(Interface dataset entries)
Start of Block
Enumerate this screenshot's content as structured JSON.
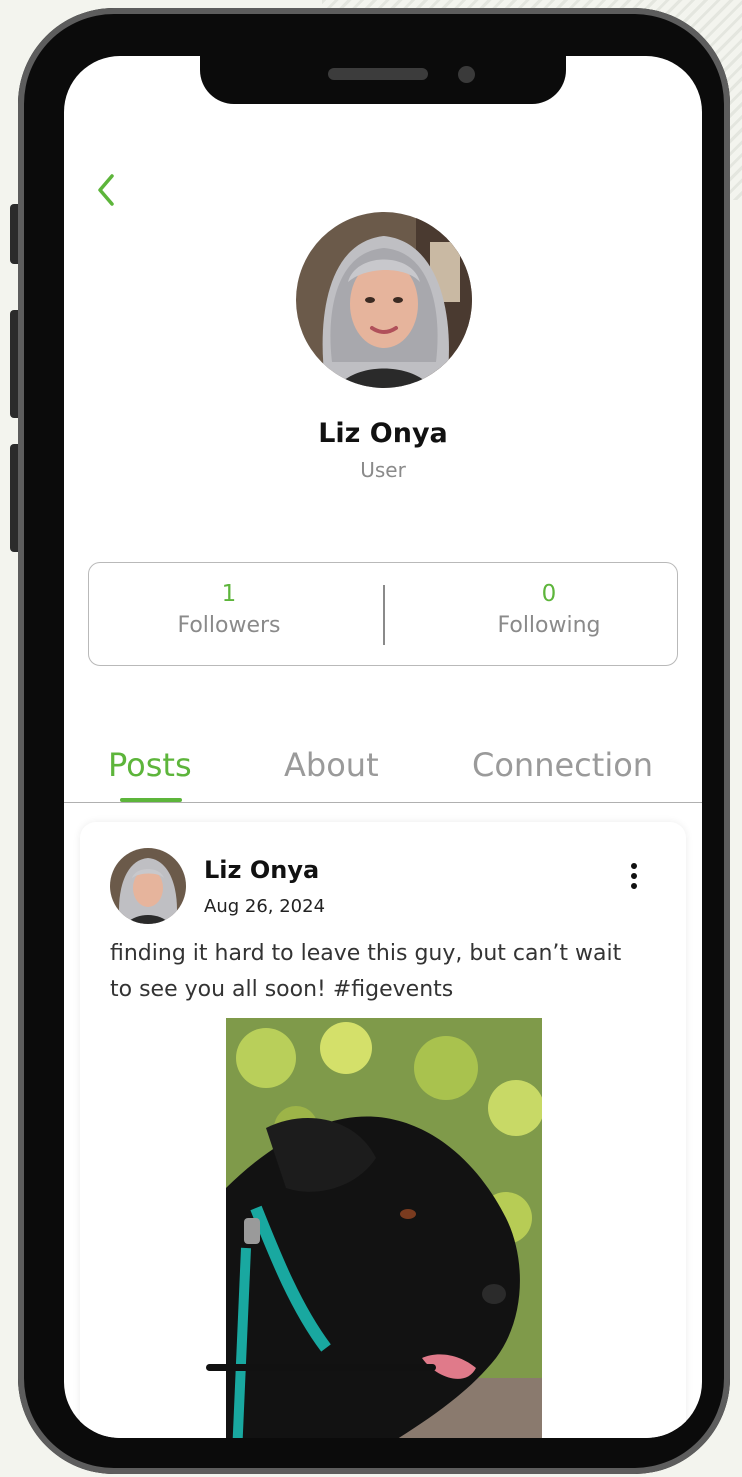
{
  "profile": {
    "name": "Liz Onya",
    "role": "User"
  },
  "stats": {
    "followers_value": "1",
    "followers_label": "Followers",
    "following_value": "0",
    "following_label": "Following"
  },
  "tabs": [
    {
      "label": "Posts",
      "active": true
    },
    {
      "label": "About",
      "active": false
    },
    {
      "label": "Connection",
      "active": false
    }
  ],
  "post": {
    "author": "Liz Onya",
    "date": "Aug 26, 2024",
    "text": "finding it hard to leave this guy, but can’t wait to see you all soon! #figevents"
  },
  "icons": {
    "back": "chevron-left-icon",
    "more": "vertical-ellipsis-icon"
  },
  "colors": {
    "accent": "#5db53b",
    "muted": "#8a8a8a"
  }
}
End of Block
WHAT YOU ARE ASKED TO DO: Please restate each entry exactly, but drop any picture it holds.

FINAL ANSWER:
Enumerate this screenshot's content as structured JSON.
{
  "profile": {
    "name": "Liz Onya",
    "role": "User"
  },
  "stats": {
    "followers_value": "1",
    "followers_label": "Followers",
    "following_value": "0",
    "following_label": "Following"
  },
  "tabs": [
    {
      "label": "Posts",
      "active": true
    },
    {
      "label": "About",
      "active": false
    },
    {
      "label": "Connection",
      "active": false
    }
  ],
  "post": {
    "author": "Liz Onya",
    "date": "Aug 26, 2024",
    "text": "finding it hard to leave this guy, but can’t wait to see you all soon! #figevents"
  },
  "icons": {
    "back": "chevron-left-icon",
    "more": "vertical-ellipsis-icon"
  },
  "colors": {
    "accent": "#5db53b",
    "muted": "#8a8a8a"
  }
}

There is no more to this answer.